"Stanley shaped the field of infectious diseases, the study of pathogenesis, and all of those of us lucky enough to spend time with him, in ways that have already, and will continue to last for generations. He understood infectious diseases better than anyone I have known, and always felt more comfortable with the microbial world than he did with macroscopic life. He was generous, like all mutualistic microbes, and freely offered his ideas, insight, support, and mentorship to any and all. I will miss him greatly,” said David Relman, MD, FIDSA, Past President of IDSA.
Falkow studied a variety of bugs, from diarrhea-causing E. coli and Salmonella to the bacteria that cause whooping cough and bubonic plague. In the 1970s, his research demonstrated that genes from disease-causing bacteria could convert benign bacteria into harmful ones and showed that a life-threatening diarrhea prevalent in many developing countries is caused by a sub-type of E. coli.
His interest in the field was sparked at age 11 when he discovered Paul de Kruif's Microbe Hunters at his local library. Captivated by the stories of Louis Pasteur, Robert Koch and others who first showed that microbes caused disease, he decided to someday become a bacteriologist.
He received his B.S. degree from the University of Maine, and his Ph.D. from Brown University.
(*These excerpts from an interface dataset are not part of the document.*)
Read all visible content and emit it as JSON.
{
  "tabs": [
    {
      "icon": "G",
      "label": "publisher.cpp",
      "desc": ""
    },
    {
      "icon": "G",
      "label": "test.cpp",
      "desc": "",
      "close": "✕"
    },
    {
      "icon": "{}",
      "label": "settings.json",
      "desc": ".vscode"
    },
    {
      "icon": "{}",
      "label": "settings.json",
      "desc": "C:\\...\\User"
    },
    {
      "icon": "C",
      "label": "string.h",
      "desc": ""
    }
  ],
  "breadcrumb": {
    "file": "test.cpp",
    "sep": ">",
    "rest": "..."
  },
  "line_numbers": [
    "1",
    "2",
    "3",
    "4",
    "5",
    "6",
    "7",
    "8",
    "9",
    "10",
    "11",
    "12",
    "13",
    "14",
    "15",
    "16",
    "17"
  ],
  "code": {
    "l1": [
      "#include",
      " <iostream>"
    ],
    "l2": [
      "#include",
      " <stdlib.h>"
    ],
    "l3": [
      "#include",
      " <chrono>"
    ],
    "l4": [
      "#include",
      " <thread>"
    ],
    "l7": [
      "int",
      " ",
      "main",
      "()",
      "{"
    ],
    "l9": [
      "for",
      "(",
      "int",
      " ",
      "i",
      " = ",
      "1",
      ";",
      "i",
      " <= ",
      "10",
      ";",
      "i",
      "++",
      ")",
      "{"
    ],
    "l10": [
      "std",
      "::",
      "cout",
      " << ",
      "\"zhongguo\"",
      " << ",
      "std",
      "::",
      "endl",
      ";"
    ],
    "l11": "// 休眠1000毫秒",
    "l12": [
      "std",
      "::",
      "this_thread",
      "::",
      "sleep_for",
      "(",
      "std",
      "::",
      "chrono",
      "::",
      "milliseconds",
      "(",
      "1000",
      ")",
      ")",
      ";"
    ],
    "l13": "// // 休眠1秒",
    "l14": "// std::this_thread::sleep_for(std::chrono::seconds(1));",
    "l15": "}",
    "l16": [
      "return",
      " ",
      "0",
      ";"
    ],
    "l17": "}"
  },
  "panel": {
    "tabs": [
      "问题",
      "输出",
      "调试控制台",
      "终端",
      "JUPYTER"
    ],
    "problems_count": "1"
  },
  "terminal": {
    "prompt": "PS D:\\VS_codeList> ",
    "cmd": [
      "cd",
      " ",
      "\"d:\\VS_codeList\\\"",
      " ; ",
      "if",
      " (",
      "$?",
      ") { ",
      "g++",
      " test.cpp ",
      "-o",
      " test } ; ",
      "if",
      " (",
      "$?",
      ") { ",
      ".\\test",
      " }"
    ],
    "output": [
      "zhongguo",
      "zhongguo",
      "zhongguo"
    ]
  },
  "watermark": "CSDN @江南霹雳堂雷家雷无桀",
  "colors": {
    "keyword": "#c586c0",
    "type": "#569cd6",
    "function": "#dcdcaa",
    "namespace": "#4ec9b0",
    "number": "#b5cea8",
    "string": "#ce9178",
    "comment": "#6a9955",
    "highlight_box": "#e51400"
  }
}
Following his graduate studies, Dr. Falkow became a staff member at the Walter Reed Army Institute of Research in the Department of Bacterial Immunology where he eventually became assistant chief of the department. His work in the 1960s focused on the genetic mechanisms that enable populations of bacteria to become resistant to antibiotics.
In 1966, he joined Georgetown University School of Medicine as a professor of microbiology. He then became a member of the faculty of the Department of Microbiology and Immunology at the University of Washington School of Medicine where he described how meningitis and gonorrhea organisms acquire plasmids to become resistant to penicillin and other antibiotics.
He moved on to the Stanford University School of Medicine as a professor of microbiology and immunology, becoming Chair of the Department of Medical Microbiology in 1981. It was here that he became an early proponent of studying how bacteria interact with human and animal cells, now known as cellular microbiology. He used the latest technology to study which genes were turned on and off in both bacteria and their hosts.
Falkow was the recipient of several IDSA honors including, the Oswald Avery Award in 1979. Society Citation Award in 2004 and the Walter E. Stamm Mentor Award in 2007. In 2007 he was elected to the United Kingdom's Royal Society, and one year later received the prestigious Lasker-Koshland Award for Special Achievement in Medical Science—widely known as the "American Nobel." He was awarded the National Medal of Science in 2016 during a ceremony at the White House.
Falkow was an avid pilot and faithful dog-lover. IDSA extends its heartfelt wishes to his wife, fellow IDSA-member, Lucy Tompkins, MD, PhD, Professor of Medicine, Infectious Disease and Professor of Microbiology and Immunology at the Stanford University School of Medicine.